WHAT IS REQUIRED :: Go over the data and keep only the lines that include "Narzędzia".

SOURCE INFORMATION Start Marker

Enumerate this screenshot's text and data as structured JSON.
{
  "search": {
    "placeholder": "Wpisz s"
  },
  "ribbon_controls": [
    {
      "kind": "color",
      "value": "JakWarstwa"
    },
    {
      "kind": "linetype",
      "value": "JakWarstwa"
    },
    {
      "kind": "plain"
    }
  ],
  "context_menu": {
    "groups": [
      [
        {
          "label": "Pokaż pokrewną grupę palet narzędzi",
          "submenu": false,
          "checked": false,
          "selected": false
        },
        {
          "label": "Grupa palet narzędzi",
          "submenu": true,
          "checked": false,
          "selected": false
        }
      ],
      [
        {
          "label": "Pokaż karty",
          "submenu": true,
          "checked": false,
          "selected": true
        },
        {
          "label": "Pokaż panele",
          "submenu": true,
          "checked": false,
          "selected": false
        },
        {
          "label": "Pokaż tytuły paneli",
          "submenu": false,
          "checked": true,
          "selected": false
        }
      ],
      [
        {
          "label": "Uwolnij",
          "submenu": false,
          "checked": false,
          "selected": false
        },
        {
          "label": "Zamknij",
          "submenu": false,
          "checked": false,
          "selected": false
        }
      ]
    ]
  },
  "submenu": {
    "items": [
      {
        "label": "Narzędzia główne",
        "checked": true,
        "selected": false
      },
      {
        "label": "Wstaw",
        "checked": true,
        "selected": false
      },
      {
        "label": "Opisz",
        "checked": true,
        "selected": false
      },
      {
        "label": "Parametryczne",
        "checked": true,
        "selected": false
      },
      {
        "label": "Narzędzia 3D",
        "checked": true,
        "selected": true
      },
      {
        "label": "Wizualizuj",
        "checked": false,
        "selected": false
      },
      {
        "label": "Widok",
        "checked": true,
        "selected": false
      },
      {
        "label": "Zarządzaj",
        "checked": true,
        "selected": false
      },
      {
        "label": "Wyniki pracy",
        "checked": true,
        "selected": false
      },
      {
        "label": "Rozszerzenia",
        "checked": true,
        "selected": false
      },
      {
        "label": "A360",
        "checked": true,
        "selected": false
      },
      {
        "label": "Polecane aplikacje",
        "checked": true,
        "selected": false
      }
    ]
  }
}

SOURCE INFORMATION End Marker

ANSWER FOR THE TASK ::
        "label": "Narzędzia główne",
        "label": "Narzędzia 3D",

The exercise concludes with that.